# It is written but not read

As most of you know, the **National Strategic Review of Mathematical Sciences Research in Australia **was released three years ago, detailing the specific problems of mathematics and statistics in Australia, including the low mathematics and statistics graduate turn-outs, low secondary advanced mathematics uptake, under-qualified school mathematics teachers, narrowing of mathematical research focus and the increasing demand for the mathematically skilled in business, industry, science and technology. Recently, a report commissioned by the Go8 was released echoing similar sentiments and probed for more to be done at the school level. One of the most positive outcomes of these reviews has been their media coverage. In the last couple of weeks, we’ve seen:
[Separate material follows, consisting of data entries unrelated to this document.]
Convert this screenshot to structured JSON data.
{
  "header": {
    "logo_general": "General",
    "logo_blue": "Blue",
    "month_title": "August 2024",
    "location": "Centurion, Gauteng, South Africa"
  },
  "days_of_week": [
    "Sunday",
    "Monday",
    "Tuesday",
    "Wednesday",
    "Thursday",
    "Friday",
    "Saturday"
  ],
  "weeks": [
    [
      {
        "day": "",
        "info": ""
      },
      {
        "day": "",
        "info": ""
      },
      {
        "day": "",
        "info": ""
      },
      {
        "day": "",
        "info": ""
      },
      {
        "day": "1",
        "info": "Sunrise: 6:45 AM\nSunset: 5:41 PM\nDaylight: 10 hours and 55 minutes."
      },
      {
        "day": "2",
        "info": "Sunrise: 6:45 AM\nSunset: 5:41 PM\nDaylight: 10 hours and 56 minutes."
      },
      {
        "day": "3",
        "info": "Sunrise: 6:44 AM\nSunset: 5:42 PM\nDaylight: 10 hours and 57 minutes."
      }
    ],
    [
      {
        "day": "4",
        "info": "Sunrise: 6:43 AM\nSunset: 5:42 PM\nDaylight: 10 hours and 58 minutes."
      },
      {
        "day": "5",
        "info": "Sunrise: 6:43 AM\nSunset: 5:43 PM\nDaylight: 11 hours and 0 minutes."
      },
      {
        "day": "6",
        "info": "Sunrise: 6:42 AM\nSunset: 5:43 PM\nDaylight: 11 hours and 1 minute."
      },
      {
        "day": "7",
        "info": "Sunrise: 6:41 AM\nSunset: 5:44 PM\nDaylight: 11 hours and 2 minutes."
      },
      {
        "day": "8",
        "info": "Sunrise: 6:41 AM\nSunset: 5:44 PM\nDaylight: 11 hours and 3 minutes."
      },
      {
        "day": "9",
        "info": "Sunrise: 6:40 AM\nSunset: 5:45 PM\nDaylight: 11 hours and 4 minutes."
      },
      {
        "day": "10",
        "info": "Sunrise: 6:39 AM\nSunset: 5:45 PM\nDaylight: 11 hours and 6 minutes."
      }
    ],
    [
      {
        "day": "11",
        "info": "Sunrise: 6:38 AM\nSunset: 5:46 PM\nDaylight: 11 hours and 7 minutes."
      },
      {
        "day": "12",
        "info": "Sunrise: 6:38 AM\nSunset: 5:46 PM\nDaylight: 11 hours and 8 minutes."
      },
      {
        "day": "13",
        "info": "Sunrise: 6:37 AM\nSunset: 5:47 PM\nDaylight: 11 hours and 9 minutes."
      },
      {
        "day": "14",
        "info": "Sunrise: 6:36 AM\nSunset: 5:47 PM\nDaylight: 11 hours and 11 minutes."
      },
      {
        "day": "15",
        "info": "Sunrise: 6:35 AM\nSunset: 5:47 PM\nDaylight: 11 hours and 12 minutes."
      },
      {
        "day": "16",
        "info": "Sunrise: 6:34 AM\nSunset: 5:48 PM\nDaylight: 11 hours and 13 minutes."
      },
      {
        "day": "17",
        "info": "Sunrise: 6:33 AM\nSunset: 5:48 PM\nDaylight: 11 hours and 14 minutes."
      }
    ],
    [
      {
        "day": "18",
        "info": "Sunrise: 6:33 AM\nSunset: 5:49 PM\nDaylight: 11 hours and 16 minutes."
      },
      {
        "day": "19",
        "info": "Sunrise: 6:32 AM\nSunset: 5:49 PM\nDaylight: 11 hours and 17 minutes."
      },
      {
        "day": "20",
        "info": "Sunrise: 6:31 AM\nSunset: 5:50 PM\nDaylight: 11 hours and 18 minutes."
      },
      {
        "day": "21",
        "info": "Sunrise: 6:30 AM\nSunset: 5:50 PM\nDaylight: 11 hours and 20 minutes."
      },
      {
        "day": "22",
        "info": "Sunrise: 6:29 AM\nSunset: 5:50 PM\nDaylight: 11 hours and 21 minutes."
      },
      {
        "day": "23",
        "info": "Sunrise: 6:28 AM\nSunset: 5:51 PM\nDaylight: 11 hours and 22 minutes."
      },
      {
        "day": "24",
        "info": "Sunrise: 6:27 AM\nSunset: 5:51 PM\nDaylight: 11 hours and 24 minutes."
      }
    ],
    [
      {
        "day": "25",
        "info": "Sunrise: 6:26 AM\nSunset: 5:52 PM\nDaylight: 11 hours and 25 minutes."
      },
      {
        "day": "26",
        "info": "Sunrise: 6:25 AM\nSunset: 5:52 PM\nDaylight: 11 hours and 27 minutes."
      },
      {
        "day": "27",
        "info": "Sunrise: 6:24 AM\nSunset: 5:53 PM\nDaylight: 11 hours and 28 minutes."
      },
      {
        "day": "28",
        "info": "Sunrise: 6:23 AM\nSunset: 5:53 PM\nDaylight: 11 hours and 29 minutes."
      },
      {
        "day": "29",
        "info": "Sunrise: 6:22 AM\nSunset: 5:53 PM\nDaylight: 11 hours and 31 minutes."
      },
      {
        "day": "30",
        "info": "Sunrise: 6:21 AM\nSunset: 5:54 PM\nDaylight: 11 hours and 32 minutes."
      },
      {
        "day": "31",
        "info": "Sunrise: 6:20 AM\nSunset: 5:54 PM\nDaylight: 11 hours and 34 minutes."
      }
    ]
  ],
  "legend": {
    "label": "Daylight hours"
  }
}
- The Australian:
- “The numbers don’t add up in maths class”, by Nalini Joshi, March 24
- “Numbers game we can win”, by Mary O’Kane, March 24
- “Declining numeracy is shaping our future”, by Guy Healy, March 17
- “Group of Eight Review’s sum of all fears: maths is in serious decline”, by Lucy Hood, March 10
- “Call to set maths whiz targets”, by Andrew Trouson, March 11
- “Mathematics students in serious decline”, by Luke Slattery and Nicolas Perpitch, March 10

- The Age:
- Sydney Morning Herald:
- The Funneled Web:
- “CSIRO tackling Australia’s maths crisis”, media release, March 11

All but one of the articles above has been an excellent and accurate piece on the crisis; Mary O’Kane (NSW chief scientist) has shown that she is not completely on top of the issue. The main problem is that the message, although loud and clear, is being sent by the mathematicians and statisticians, and is largely being ignored by the government and the opposition. What would greatly help our case is if industry and allied organisations could also raise awareness about the issue. We have already seen this with CSIRO’s recent response. It would, for instance, be interesting to know what the various Australian engineering institutes think about Mary O’Kane’s article. I’m sure they would not agree with:

Engineering, in particular, which has identified shortages of professionals, is an ideal candidate for reconsidering its approaches to maths. Engineering faculties could profitably be looking at alternative curriculums that allow students to enter with no formal maths prerequisites and to finish in minimum time.

We should be extremely appreciative of the efforts of The Australian Mathematical Society, AMSI and our leading mathematicians for the efforts behind the reviews and push for change (esp., Hyam Rubinstein, Peter Hall, Nalini Joshi, Jacqui Rammage, Cheryl Praeger, Geoff Prince and many others). We should also be extremely grateful for the media coverage, which has been generous. What we should hope for now is that respected and noteworthy authorities outside of mathematics and statistics come forward and express their views on mathematics in Australia.

Since this post has been written, Hyam Rubinstein has written a letter to the Higher Ed section of “The Australian” pointing out some of the inaccuracies in Mary O’Kane’s arguments. You can find it here:

http://www.theaustralian.com.au/higher-education/letters/few-catch-up/story-e6frgcox-1225844441773

Perhaps one of the reasons that the review is ‘largely being ignored by the government and the opposition’ is the absence of any significant quantification of the projected ‘shortage’, and the apparent absence of extensive input from non-academic or non-government representatives. In order to for a report of this kind to persuade, it needs hard data and ideas on the likely demand from a range of interests – manufacturing, finance, agriculture, information technology and so forth.

Similarly – as with the earlier report in 2006 – there isn’t much consideration of whether or not university mathematics needs to a major syllabus restructure, or modify the way in which it is taught in order to better meet future demands. Looks like as far as the universities are concerned, it’ll be pretty much ‘business as usual’.

In the absence of these considerations, the report comes across as special pleading from yet another sectional interest group that wants a bigger government handout. There are many such groups: take a number and wait …